Eleven months into the global COVID-19 pandemic and the statement, “we are living in unprecedented times,” has become commonplace and cliché. But, truth is at the root of this clichéd phrase. Finding and feeling our way through this new reality has been fraught with stark and opposing responses; from being immobilized and stuck, to being re-inspired and productive. As an educator and counselor who has been working with tweens, adolescents and adults in the community, I have witnessed both responses, or states of being, which are completely understandable and interchangeable as minutes turn into hours, as hours turn into days, as days turn over into weeks, and weeks turn into months.
For the purpose of this article, I want to focus on how the tweens and adolescents I work with have acknowledged that, while living life through COVID-19 is extremely tough, they have found, as the late Maya Angelou phrased it, “rainbows in the clouds” during this period. It is important to acknowledge the challenges youth face, such as experiencing restrictions to peer group interactions and experiencing the change of their schooling to remote learning. Further, an important yet more general challenge youth have faced is that the developmental stage these tweens and adolescents are in is typically punctuated by healthy detachment from their families and, in turn, usually is a period where more independence is fostered. This has been halted, interrupted and/or confused, as COVID-19 has demanded that youth are at home with their parents and families.
My overarching teaching and therapeutic philosophy is to meet the individual where they are. I try to listen to their spoken and unspoken language without handing out a quick fix. I am interested in how individuals, especially tweens and adolescents, connect with themselves as their lives have slowed down, as they have retreated to bedrooms, and in-person interactions and experiences have reverted to screens and the virtual world.

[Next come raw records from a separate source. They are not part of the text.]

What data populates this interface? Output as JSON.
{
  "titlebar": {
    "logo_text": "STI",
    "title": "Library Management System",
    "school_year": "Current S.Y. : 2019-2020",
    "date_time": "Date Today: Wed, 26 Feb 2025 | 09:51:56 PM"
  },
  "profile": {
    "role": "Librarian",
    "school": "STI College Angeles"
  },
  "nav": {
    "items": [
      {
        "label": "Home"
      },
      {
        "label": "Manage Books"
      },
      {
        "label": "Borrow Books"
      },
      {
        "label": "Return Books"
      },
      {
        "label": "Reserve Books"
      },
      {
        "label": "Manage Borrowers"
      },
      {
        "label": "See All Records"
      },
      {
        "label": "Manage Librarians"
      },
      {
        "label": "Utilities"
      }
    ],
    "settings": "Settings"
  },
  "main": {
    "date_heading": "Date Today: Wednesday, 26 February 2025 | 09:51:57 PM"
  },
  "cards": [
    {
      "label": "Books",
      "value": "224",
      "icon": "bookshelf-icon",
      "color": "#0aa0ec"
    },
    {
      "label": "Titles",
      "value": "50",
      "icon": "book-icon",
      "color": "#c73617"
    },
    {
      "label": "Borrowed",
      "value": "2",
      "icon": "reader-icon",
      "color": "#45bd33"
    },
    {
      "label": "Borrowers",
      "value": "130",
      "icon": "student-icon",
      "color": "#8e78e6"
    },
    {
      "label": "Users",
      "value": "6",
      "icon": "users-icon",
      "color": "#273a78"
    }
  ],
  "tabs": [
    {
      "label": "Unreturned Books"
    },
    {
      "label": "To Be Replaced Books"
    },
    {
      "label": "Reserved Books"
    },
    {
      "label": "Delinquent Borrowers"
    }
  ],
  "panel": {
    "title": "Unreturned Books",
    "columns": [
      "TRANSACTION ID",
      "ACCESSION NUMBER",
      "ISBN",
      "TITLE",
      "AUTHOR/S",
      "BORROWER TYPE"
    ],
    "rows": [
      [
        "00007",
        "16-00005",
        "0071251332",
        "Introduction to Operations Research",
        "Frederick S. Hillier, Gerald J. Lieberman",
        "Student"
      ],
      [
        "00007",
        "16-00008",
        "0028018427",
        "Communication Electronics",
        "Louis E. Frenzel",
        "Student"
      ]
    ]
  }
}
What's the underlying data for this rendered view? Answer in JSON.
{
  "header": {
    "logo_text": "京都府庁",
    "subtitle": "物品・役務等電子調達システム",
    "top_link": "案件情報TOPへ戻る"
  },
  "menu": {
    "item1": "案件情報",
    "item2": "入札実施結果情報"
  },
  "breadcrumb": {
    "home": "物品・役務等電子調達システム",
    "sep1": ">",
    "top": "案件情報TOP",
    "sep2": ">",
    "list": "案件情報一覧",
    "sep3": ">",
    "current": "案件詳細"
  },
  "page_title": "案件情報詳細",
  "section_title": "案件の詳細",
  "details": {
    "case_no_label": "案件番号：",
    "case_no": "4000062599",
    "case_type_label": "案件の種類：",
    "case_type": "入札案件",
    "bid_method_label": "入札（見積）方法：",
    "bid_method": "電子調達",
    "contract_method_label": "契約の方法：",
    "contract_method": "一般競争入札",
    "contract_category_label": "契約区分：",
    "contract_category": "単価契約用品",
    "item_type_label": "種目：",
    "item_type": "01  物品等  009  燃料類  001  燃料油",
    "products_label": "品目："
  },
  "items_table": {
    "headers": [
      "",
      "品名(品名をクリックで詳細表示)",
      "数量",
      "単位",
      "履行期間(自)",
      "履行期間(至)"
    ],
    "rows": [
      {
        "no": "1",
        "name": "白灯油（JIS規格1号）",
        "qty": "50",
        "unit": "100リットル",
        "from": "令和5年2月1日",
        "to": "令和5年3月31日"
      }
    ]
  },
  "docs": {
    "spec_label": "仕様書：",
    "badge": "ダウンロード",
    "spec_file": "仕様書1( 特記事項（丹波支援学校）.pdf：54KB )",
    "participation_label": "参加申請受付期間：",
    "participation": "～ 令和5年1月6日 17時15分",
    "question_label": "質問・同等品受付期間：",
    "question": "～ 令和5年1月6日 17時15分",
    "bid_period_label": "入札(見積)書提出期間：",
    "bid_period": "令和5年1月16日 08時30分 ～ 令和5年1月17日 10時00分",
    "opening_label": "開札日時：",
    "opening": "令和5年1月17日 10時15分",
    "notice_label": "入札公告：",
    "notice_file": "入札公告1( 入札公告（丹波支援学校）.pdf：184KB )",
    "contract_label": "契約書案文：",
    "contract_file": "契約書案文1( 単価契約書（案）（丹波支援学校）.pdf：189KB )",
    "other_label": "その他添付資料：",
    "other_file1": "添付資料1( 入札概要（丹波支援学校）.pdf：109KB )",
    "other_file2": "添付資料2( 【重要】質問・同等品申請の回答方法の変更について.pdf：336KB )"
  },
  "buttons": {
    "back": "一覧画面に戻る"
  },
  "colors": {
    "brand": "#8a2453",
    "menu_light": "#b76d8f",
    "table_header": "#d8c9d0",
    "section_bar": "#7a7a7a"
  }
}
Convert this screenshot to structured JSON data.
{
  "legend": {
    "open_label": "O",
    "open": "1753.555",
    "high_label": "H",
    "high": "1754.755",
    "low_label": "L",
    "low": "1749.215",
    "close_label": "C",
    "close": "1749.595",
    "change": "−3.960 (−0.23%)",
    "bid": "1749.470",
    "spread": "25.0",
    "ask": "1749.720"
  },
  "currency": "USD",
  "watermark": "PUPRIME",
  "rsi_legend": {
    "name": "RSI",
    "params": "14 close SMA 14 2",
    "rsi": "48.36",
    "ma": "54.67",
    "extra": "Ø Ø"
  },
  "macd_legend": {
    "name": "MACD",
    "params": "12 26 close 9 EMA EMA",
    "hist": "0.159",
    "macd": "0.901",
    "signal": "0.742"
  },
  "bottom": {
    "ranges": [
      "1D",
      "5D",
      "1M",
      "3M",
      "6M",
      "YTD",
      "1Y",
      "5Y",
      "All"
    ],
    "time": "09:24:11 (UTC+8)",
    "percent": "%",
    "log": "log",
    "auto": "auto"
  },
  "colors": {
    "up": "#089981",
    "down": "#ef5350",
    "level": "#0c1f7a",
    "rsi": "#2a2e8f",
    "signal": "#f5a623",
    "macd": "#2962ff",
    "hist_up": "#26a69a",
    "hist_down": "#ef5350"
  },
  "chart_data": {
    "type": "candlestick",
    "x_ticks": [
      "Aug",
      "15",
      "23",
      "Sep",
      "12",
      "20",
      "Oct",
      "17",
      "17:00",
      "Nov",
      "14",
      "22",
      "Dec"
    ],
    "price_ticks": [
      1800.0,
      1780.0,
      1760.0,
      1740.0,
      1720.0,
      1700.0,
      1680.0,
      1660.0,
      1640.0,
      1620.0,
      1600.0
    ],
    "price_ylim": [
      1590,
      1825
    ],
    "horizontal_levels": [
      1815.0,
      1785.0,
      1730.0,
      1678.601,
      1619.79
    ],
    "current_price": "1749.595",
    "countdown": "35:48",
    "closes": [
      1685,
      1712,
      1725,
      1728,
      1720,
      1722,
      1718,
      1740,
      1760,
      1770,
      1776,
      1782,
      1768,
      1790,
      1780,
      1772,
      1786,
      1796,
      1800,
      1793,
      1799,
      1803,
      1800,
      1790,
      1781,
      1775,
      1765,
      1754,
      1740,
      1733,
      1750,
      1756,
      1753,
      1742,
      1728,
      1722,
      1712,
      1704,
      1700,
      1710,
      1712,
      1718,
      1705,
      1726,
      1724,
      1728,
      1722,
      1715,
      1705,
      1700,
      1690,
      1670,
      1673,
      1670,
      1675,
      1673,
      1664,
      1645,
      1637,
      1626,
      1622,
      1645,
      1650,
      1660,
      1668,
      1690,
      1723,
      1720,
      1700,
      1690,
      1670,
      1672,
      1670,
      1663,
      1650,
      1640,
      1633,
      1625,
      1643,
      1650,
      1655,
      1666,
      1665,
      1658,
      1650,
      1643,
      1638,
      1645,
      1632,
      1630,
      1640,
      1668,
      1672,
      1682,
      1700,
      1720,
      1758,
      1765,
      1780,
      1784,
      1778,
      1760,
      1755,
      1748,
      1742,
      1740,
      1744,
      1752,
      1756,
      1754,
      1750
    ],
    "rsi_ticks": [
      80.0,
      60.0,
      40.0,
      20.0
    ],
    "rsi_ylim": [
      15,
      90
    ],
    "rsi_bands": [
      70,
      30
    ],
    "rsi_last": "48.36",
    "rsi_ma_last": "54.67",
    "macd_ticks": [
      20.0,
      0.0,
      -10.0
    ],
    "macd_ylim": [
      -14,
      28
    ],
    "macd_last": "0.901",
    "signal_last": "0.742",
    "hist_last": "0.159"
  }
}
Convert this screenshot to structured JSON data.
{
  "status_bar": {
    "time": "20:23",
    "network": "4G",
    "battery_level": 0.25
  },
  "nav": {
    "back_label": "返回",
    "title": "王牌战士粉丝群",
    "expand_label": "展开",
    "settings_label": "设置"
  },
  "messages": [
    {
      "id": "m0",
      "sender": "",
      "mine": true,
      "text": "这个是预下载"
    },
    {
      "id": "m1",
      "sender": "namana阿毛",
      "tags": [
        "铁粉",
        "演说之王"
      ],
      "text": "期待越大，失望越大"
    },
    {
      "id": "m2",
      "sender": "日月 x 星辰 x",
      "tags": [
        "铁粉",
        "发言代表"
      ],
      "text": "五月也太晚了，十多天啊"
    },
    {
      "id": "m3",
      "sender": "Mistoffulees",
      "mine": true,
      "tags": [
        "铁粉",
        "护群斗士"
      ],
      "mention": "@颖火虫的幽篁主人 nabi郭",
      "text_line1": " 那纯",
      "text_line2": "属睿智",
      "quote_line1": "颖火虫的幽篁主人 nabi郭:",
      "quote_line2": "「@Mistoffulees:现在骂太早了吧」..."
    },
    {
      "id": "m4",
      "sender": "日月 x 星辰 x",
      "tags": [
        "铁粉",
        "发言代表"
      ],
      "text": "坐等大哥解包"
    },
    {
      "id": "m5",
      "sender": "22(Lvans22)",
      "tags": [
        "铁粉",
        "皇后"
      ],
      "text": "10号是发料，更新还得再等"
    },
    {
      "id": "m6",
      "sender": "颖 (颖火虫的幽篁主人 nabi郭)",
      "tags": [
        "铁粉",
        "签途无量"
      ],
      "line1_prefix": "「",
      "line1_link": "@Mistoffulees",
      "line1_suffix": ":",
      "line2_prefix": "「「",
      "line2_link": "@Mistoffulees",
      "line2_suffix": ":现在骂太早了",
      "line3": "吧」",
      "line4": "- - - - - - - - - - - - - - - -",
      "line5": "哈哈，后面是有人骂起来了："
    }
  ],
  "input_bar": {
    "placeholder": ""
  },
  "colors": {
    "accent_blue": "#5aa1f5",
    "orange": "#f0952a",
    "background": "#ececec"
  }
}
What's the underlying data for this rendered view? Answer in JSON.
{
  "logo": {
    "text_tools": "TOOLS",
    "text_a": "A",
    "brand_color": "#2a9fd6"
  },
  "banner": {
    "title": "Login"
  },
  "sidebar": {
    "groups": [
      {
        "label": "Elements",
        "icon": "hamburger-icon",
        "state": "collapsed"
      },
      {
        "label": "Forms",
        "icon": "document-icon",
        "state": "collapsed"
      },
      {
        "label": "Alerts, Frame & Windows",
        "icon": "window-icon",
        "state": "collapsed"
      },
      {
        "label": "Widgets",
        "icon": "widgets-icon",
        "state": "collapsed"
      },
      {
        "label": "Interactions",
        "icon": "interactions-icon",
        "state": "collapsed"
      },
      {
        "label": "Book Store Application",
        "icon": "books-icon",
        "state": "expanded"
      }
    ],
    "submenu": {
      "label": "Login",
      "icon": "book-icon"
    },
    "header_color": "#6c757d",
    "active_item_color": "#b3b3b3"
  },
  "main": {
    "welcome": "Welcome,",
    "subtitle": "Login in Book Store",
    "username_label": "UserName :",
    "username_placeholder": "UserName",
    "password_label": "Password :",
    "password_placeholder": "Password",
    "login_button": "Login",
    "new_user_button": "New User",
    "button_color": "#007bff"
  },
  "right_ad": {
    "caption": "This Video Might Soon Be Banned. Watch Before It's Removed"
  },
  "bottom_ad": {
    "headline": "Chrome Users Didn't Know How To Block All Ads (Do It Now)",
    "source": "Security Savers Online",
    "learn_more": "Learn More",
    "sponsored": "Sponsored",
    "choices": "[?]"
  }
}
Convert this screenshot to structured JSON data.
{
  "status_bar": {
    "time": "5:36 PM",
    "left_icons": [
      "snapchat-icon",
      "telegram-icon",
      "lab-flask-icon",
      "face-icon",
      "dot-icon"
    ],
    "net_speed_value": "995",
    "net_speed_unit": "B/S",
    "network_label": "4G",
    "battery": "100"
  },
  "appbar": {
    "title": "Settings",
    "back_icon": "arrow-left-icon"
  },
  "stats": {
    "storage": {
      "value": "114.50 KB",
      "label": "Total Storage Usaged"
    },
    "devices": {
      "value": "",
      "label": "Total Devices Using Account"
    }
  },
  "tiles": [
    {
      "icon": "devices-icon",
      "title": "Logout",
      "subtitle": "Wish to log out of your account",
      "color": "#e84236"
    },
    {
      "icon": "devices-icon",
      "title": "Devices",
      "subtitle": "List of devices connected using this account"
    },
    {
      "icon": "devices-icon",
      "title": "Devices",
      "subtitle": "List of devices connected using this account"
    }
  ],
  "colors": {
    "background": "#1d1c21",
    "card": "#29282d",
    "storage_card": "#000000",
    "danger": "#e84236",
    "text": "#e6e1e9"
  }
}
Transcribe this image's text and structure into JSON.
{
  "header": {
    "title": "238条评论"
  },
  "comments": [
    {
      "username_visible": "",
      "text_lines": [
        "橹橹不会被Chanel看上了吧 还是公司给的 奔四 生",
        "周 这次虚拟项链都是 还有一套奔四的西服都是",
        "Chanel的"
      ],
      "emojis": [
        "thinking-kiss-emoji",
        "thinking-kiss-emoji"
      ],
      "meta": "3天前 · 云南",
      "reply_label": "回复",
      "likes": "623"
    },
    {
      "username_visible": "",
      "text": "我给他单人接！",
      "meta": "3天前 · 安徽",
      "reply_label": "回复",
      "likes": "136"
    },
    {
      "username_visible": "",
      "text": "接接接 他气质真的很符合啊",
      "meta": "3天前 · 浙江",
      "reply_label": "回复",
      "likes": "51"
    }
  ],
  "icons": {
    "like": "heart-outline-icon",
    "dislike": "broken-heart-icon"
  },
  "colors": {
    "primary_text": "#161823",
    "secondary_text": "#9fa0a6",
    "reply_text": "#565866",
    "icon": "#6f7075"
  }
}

To facilitate a way into the interiority of my clients, I use the modalities of expressive arts therapies, contemplative writing and mindfulness practices. In the sessions I hold with them, they commiserate on how life is for them; grieving the smaller and larger losses and disappointments they have experienced; they freely use the session to rant and complain, and share their fears and anxieties. I then work with them in various creative and expressive modalities, which has enabled them to clarify, settle, discover and deepen a connection to their mind, body and heart.
Conducting expressive art exercises on secured video has been a poignant and immediate process. Using the shared-screen option, tweens and adolescents have been able to create and present their creations in real time. Expressive art therapies have encouraged self-discovery and enabled youth to access a range of emotions and insights that many of them did not even know they were experiencing. Engaging in exercises such as “what is in my heart?,” “draw a place,” “shape of me” (for which they can attach photos) have lowered stresses and anxieties, assisted in attention span and focus, and created an emotional uplift and emotional awareness. In these stressful, highly anxious times, expressive arts therapies have assisted greatly in calming, centring and linking youth to both their interior selves and the larger landscape of their lives, despite the uneasy and ongoing pandemic landscape.
Contemplative writing is a compassion practice that encourages one to write whatever the mind has to offer. It is a modality that helps to access who we are, what we need and what we want. It is an embodied practice that allows connection of one’s head, heart, body, breath and the page. Individual contemplative writing sessions have enabled youth to listen fully to themselves and the stories they need to tell and share. It has enabled youth to be listened to and, furthermore, to understand their own insights and often non-realized thoughts. I often tell my clients: tell your stories, I will hold your words and the spaces between them. The modality of contemplative writing has allowed youth to gain confidence and feel empowered, as they accessed and used their own voices, and overall experienced a sense of agency through their writing, telling and sharing of stories.
Throughout my sessions, in conjunction with expressive arts therapies and contemplative writing, I often employ various mindfulness practices. The general aim of mindfulness is also to connect with oneself. For tweens and adolescents, who are used to, even in COVID-19, a fast-paced, pop-up, manic existence with multiple devices in reach of their hands and gazes, mindfulness offers a sharp departure. The frenzied pace of day-to-day life often increases anxiety and depression in young people. It needs to be said that, often, the anxiety and depression is more of a low-grade malaise that we are unaware of until we begin to practise mindfulness.
Generally, mindfulness involves slowing down, delving into a deeper breath, noticing and following through into various practices to relax the mind and body. With tweens and adolescents, I also invoke the senses, encouraging them by carrying out exercises that use guided imagery and engagement of the five senses. This sensory engagement includes holding and touching various objects and taking time to peel and eat (taste) an orange. In the slowing down, in the distillation to being in the moment, in the focus of breath awareness and sensory awareness, I have found youth to become more relaxed, receptive and connected. Once they have practised mindfulness, it serves as a useful and cushioning tool whereby youth are able to calm and centre themselves as they navigate their day-to-day lives.
Dr. Abby Wener Herlin holds a doctorate degree from the University of British Columbia. She is the founder of Threads Education and Counselling and works with tweens, adolescents and adults. She carries out themed social justice and creative arts and writing workshops for students, teachers and schools. She is available for therapeutic sessions and contemplative writing workshops. She can be reached at [email protected] or via threadseducation.com. This article was originally published on health-local.com.